Sea itself, selenium was found at only about 1 microgram per liter and
the federal standards allow up to 5 micrograms per liter. The water at the
Salton Sea is clean and many of the local residents and tourists
frequently swim in what they refer to as "the healing waters" of the
One of the sea's problems is its immensity and another is
its complexity; it is California's largest inland body of water and
supports a complicated and priceless ecosystem. Still another
problem is its location. Far from urban centers and the usually
vigilant eye of environmental interests, the Sea has been largely
ignored. The environmental community is waking to the Sea's problems
and possibilities (the Audubon Society has made the Sea a number one
There is much more to learn about the Sea. One major
factor has and continues to contribute to the Sea's downward spiral of
ecological and economic health: salinity. The Sea's salinity has
increased steadily over the years. Now at 44 parts per thousand, or at a
content level 25 percent greater than the ocean, the hypersaline
environment is jeopardizing the survival of fish and will ultimately
jeopardize the survival of much of the Sea's biological bounty including
the birds and surrounding wildlife.
The time for action is now, when there is still time to

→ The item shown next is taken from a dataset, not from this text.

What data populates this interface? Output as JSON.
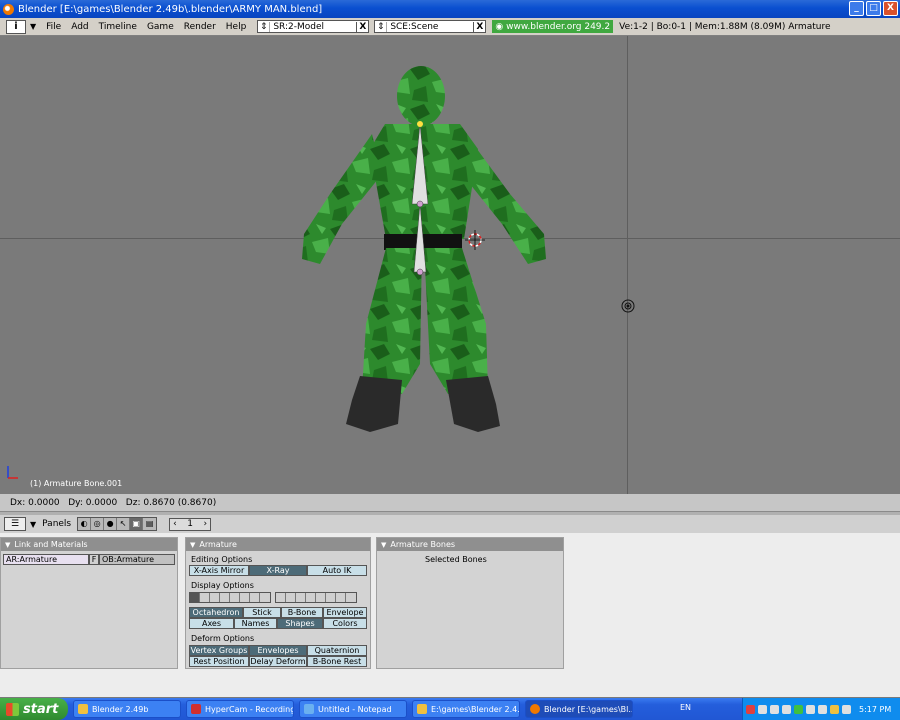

develop short term and, ultimately, long term solutions for restoring
the Sea. Myths must be dispelled, myths and misperceptions that have
contributed to public confusion for so many years.
The Sea's immensity, complexity, and remoteness may, in the
past, have combined to create the Sea's greatest threat: uncertainty
leading to unease, leading to inaction.
However, the knowledge gained from the extensive research
on the real problems, coupled with political will to take responsible
action, will go far in debunking the myths and making the restoration of
the Sea a reality.
But the action we need is NOW. If we don't do something soon, the sea could be dead in as little as ten years.